Another possible reason for the mix-up is that, if Margaret were to abbreviate her name–MARG–it would be easy to read as MARY and thus, adding more confusion. It is likely she did use such abbreviations, especially in the Devonshire manuscript, to differentiate between her work and the other Margarets included in the book. Alison Weir refers to the woman caught scribbling in her prayer book as “Madge or her sister, Mary.” So, her true identity is muddled further. Kelly Hart, in her book, The Mistresses of Henry VIII, believes it is Mary, rather than Margaret, who is both the king’s lover and the author of the Devonshire manuscript. I suspect this is based on the William Latymer (Anne Boleyn’s chaplain) letter which speaks of Mary, rather than Margaret Shelton.

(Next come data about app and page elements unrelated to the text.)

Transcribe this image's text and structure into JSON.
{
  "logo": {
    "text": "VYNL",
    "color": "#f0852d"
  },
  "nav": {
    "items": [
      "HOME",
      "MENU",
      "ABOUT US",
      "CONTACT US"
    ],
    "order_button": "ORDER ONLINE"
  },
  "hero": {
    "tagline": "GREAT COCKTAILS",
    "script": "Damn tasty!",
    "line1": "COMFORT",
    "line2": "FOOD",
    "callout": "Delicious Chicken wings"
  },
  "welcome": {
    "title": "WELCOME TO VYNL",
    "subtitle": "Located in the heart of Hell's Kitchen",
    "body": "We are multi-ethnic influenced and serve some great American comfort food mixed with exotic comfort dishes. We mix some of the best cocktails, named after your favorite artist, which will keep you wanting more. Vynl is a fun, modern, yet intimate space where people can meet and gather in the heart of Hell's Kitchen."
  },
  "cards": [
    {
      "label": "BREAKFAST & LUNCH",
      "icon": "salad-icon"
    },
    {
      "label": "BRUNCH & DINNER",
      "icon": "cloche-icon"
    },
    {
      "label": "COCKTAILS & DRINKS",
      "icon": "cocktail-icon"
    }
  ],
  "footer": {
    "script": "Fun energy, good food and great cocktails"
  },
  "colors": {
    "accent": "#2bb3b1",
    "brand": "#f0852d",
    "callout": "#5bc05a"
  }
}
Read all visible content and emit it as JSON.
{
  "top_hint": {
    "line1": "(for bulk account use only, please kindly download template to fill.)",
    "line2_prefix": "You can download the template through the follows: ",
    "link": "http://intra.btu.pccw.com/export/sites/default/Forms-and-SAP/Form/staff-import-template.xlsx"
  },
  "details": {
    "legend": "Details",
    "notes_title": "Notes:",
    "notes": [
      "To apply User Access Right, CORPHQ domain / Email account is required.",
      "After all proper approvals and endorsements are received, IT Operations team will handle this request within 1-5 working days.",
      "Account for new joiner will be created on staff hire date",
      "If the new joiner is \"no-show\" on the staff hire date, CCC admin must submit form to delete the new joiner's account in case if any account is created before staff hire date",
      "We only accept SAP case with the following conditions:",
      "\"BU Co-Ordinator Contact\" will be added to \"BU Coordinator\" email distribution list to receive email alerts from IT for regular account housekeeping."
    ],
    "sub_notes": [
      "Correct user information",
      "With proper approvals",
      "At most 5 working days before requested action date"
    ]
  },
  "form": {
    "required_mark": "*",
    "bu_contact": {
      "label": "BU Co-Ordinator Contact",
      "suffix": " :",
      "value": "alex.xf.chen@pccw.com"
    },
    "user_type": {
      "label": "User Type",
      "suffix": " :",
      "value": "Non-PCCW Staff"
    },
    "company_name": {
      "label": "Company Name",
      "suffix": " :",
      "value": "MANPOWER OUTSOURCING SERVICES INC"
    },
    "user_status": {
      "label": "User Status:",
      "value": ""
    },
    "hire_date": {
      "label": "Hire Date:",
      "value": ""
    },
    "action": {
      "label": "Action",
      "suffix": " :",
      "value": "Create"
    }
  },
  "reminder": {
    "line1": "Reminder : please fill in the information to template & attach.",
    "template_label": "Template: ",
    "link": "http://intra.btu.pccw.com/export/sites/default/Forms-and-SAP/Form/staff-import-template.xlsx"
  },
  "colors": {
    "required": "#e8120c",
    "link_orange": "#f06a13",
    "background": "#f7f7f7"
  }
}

However, because of her age (Margaret being the older and therefore, more likely to be selected to attend the queen) and the consistent use of the name Madge (which is an nickname for Margaret, not Mary), I believe the woman who was, for a time, involved in some way with Henry VIII, to be Lady Margaret Shelton.
And, as you can see, I have been fascinated with her for a very long time, reading all I could about this one woman who lived so long ago. Now, in my novel, AT THE MERCY OF THE QUEEN, I have told her story, given her a voice, so that she is more than one of the named mistress of Henry VIII. I hope I have brought her to life in a way she would have liked. And, I hope you like it, too.
Click on the book cover above to order the book from Amazon.com or click here to read a review and see more details.
- Chapman, Hester W., The Challenge of Anne Boleyn
- Denny, Joanna, Anne Boleyn: A New Life of England’s Tragic Queen
- Fraser, Antonia, The Wives of Henry VIII
- Hart, Kelly, The Mistresses of Henry VIII
- Ives, Eric, The Life and Death of Anne Boleyn
- Ives, Eric, Anne Boleyn
- Shelton, Z.F., The Sheltons
- Somerset, Anne, Ladies in Waiting
- Starkey, David, Six Wives: The Queens of Henry VIII
- Weir, Alison, Henry VIII: The King and His Court
- Weir, Alison, The Six Wives of Henry VIII
- Warnicke, Retha, The Rise and Fall of Anne Boleyn